§ **EXERCISE DIRECTIONS**
Each entry below needs to be retyped exactly as given.
*** SOURCE RECORDS Section Begins ***
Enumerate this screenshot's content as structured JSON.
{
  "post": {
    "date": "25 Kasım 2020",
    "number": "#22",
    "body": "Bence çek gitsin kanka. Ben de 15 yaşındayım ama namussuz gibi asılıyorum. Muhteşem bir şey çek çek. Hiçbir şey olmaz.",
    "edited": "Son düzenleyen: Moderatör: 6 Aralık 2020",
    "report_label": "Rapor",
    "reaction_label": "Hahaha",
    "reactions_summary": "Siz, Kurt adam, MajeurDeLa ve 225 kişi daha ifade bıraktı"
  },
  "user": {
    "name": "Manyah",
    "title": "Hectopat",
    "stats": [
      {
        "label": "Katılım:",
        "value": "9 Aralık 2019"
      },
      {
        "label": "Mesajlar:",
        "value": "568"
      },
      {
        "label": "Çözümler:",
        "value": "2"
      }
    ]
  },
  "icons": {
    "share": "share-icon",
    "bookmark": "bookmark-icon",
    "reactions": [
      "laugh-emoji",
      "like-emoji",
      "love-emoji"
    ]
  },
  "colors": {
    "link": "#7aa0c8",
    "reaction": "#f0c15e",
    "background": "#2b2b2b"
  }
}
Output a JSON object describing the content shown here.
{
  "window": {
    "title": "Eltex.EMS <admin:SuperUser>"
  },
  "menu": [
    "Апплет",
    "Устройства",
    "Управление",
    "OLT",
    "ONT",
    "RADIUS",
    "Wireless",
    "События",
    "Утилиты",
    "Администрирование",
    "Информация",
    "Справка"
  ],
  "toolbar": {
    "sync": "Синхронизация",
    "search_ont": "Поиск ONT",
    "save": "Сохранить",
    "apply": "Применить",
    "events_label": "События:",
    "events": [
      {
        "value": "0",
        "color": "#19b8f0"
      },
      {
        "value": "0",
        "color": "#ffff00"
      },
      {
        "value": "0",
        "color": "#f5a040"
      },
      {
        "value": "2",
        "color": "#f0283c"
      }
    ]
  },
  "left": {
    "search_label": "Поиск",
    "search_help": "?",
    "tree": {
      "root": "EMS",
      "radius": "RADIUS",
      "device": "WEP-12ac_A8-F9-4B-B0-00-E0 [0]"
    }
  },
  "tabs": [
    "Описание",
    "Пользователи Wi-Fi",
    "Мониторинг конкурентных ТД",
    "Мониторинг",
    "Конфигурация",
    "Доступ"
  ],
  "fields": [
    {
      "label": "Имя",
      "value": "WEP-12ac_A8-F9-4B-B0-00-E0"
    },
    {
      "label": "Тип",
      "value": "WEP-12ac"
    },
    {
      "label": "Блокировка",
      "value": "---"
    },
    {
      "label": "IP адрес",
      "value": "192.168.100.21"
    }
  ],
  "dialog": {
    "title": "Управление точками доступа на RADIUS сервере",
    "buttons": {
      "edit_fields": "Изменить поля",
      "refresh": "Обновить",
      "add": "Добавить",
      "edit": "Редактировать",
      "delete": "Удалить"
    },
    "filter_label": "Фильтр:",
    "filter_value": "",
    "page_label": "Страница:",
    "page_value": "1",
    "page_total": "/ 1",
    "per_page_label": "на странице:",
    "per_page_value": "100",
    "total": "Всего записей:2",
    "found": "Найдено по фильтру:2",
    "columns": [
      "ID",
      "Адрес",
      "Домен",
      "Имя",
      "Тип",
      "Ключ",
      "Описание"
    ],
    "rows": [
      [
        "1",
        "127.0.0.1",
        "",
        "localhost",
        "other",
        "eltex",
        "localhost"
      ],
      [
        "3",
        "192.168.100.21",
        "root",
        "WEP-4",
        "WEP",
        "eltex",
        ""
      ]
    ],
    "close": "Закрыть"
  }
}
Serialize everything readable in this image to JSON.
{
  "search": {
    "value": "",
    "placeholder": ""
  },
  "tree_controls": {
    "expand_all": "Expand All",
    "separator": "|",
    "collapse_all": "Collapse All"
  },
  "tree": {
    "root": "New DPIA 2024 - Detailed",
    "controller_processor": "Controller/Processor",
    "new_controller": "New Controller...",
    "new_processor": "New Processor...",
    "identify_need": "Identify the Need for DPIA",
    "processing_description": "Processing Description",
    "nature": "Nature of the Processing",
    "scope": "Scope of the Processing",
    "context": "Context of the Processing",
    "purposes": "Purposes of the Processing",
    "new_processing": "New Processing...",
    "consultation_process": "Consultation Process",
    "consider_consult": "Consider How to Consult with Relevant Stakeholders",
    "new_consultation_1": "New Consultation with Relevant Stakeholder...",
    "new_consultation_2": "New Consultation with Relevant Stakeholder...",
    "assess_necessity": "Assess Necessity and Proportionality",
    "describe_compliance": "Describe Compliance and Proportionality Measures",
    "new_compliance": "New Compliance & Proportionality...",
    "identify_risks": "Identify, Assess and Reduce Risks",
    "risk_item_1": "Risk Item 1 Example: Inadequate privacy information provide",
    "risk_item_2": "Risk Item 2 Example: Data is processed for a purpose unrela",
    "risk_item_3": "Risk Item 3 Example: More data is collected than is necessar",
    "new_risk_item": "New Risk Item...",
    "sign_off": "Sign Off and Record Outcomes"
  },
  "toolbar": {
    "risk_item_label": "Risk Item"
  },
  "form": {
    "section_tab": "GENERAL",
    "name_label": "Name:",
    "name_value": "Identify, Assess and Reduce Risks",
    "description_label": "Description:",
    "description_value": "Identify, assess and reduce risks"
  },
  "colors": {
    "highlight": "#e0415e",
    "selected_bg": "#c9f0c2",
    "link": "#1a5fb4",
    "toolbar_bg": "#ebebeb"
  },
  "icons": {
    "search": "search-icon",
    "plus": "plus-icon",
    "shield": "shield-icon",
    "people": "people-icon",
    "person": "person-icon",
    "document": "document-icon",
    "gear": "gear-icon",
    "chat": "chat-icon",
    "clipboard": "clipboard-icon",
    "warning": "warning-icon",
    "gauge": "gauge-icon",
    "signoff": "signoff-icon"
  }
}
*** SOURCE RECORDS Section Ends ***
§ **OUTPUT OF THE EXERCISE**
Enumerate this screenshot's content as structured JSON.
{
  "post": {
    "date": "25 Kasım 2020",
    "number": "#22",
    "body": "Bence çek gitsin kanka. Ben de 15 yaşındayım ama namussuz gibi asılıyorum. Muhteşem bir şey çek çek. Hiçbir şey olmaz.",
    "edited": "Son düzenleyen: Moderatör: 6 Aralık 2020",
    "report_label": "Rapor",
    "reaction_label": "Hahaha",
    "reactions_summary": "Siz, Kurt adam, MajeurDeLa ve 225 kişi daha ifade bıraktı"
  },
  "user": {
    "name": "Manyah",
    "title": "Hectopat",
    "stats": [
      {
        "label": "Katılım:",
        "value": "9 Aralık 2019"
      },
      {
        "label": "Mesajlar:",
        "value": "568"
      },
      {
        "label": "Çözümler:",
        "value": "2"
      }
    ]
  },
  "icons": {
    "share": "share-icon",
    "bookmark": "bookmark-icon",
    "reactions": [
      "laugh-emoji",
      "like-emoji",
      "love-emoji"
    ]
  },
  "colors": {
    "link": "#7aa0c8",
    "reaction": "#f0c15e",
    "background": "#2b2b2b"
  }
}
Output a JSON object describing the content shown here.
{
  "window": {
    "title": "Eltex.EMS <admin:SuperUser>"
  },
  "menu": [
    "Апплет",
    "Устройства",
    "Управление",
    "OLT",
    "ONT",
    "RADIUS",
    "Wireless",
    "События",
    "Утилиты",
    "Администрирование",
    "Информация",
    "Справка"
  ],
  "toolbar": {
    "sync": "Синхронизация",
    "search_ont": "Поиск ONT",
    "save": "Сохранить",
    "apply": "Применить",
    "events_label": "События:",
    "events": [
      {
        "value": "0",
        "color": "#19b8f0"
      },
      {
        "value": "0",
        "color": "#ffff00"
      },
      {
        "value": "0",
        "color": "#f5a040"
      },
      {
        "value": "2",
        "color": "#f0283c"
      }
    ]
  },
  "left": {
    "search_label": "Поиск",
    "search_help": "?",
    "tree": {
      "root": "EMS",
      "radius": "RADIUS",
      "device": "WEP-12ac_A8-F9-4B-B0-00-E0 [0]"
    }
  },
  "tabs": [
    "Описание",
    "Пользователи Wi-Fi",
    "Мониторинг конкурентных ТД",
    "Мониторинг",
    "Конфигурация",
    "Доступ"
  ],
  "fields": [
    {
      "label": "Имя",
      "value": "WEP-12ac_A8-F9-4B-B0-00-E0"
    },
    {
      "label": "Тип",
      "value": "WEP-12ac"
    },
    {
      "label": "Блокировка",
      "value": "---"
    },
    {
      "label": "IP адрес",
      "value": "192.168.100.21"
    }
  ],
  "dialog": {
    "title": "Управление точками доступа на RADIUS сервере",
    "buttons": {
      "edit_fields": "Изменить поля",
      "refresh": "Обновить",
      "add": "Добавить",
      "edit": "Редактировать",
      "delete": "Удалить"
    },
    "filter_label": "Фильтр:",
    "filter_value": "",
    "page_label": "Страница:",
    "page_value": "1",
    "page_total": "/ 1",
    "per_page_label": "на странице:",
    "per_page_value": "100",
    "total": "Всего записей:2",
    "found": "Найдено по фильтру:2",
    "columns": [
      "ID",
      "Адрес",
      "Домен",
      "Имя",
      "Тип",
      "Ключ",
      "Описание"
    ],
    "rows": [
      [
        "1",
        "127.0.0.1",
        "",
        "localhost",
        "other",
        "eltex",
        "localhost"
      ],
      [
        "3",
        "192.168.100.21",
        "root",
        "WEP-4",
        "WEP",
        "eltex",
        ""
      ]
    ],
    "close": "Закрыть"
  }
}
Serialize everything readable in this image to JSON.
{
  "search": {
    "value": "",
    "placeholder": ""
  },
  "tree_controls": {
    "expand_all": "Expand All",
    "separator": "|",
    "collapse_all": "Collapse All"
  },
  "tree": {
    "root": "New DPIA 2024 - Detailed",
    "controller_processor": "Controller/Processor",
    "new_controller": "New Controller...",
    "new_processor": "New Processor...",
    "identify_need": "Identify the Need for DPIA",
    "processing_description": "Processing Description",
    "nature": "Nature of the Processing",
    "scope": "Scope of the Processing",
    "context": "Context of the Processing",
    "purposes": "Purposes of the Processing",
    "new_processing": "New Processing...",
    "consultation_process": "Consultation Process",
    "consider_consult": "Consider How to Consult with Relevant Stakeholders",
    "new_consultation_1": "New Consultation with Relevant Stakeholder...",
    "new_consultation_2": "New Consultation with Relevant Stakeholder...",
    "assess_necessity": "Assess Necessity and Proportionality",
    "describe_compliance": "Describe Compliance and Proportionality Measures",
    "new_compliance": "New Compliance & Proportionality...",
    "identify_risks": "Identify, Assess and Reduce Risks",
    "risk_item_1": "Risk Item 1 Example: Inadequate privacy information provide",
    "risk_item_2": "Risk Item 2 Example: Data is processed for a purpose unrela",
    "risk_item_3": "Risk Item 3 Example: More data is collected than is necessar",
    "new_risk_item": "New Risk Item...",
    "sign_off": "Sign Off and Record Outcomes"
  },
  "toolbar": {
    "risk_item_label": "Risk Item"
  },
  "form": {
    "section_tab": "GENERAL",
    "name_label": "Name:",
    "name_value": "Identify, Assess and Reduce Risks",
    "description_label": "Description:",
    "description_value": "Identify, assess and reduce risks"
  },
  "colors": {
    "highlight": "#e0415e",
    "selected_bg": "#c9f0c2",
    "link": "#1a5fb4",
    "toolbar_bg": "#ebebeb"
  },
  "icons": {
    "search": "search-icon",
    "plus": "plus-icon",
    "shield": "shield-icon",
    "people": "people-icon",
    "person": "person-icon",
    "document": "document-icon",
    "gear": "gear-icon",
    "chat": "chat-icon",
    "clipboard": "clipboard-icon",
    "warning": "warning-icon",
    "gauge": "gauge-icon",
    "signoff": "signoff-icon"
  }
}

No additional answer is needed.